(Stored data begins)

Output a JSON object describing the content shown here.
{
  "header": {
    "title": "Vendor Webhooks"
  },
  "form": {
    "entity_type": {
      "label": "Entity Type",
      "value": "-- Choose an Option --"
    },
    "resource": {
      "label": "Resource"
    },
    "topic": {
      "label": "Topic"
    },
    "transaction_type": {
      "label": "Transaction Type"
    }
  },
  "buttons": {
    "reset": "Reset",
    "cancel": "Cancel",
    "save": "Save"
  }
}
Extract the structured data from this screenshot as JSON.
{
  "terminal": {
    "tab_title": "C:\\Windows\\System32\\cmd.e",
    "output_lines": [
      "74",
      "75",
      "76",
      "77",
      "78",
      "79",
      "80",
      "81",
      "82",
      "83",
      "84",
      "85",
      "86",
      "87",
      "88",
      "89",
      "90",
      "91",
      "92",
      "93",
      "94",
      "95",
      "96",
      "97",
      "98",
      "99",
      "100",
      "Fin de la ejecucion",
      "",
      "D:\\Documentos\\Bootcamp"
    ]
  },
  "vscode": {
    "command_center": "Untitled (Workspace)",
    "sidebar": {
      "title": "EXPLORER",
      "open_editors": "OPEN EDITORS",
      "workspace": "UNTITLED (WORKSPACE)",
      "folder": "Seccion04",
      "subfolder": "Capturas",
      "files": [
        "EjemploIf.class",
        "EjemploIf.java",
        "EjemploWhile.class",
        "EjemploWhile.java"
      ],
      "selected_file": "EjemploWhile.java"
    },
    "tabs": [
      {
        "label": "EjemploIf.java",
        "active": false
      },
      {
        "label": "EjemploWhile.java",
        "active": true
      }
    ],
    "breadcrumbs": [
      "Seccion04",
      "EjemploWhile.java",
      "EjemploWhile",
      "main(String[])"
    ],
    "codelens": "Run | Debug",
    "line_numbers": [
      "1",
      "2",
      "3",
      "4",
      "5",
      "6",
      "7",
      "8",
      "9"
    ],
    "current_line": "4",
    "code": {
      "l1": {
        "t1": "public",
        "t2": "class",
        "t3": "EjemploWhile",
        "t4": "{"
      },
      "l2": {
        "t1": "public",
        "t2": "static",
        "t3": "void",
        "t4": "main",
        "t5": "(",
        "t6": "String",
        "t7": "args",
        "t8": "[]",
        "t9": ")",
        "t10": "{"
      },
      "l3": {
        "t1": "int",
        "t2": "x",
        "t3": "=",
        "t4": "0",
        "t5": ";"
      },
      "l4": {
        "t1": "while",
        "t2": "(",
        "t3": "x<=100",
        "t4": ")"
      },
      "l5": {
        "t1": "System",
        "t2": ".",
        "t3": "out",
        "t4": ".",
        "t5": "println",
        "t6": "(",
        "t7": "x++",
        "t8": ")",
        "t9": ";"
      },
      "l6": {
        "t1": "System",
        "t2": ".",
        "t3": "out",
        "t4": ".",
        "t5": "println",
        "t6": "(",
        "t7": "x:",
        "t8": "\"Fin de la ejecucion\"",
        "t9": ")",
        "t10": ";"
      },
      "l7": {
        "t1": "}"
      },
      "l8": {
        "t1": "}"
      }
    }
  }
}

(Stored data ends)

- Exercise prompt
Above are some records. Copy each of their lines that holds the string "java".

- Exercise result
        "EjemploIf.java",
        "EjemploWhile.java"
      "selected_file": "EjemploWhile.java"
        "label": "EjemploIf.java",
        "label": "EjemploWhile.java",
      "EjemploWhile.java",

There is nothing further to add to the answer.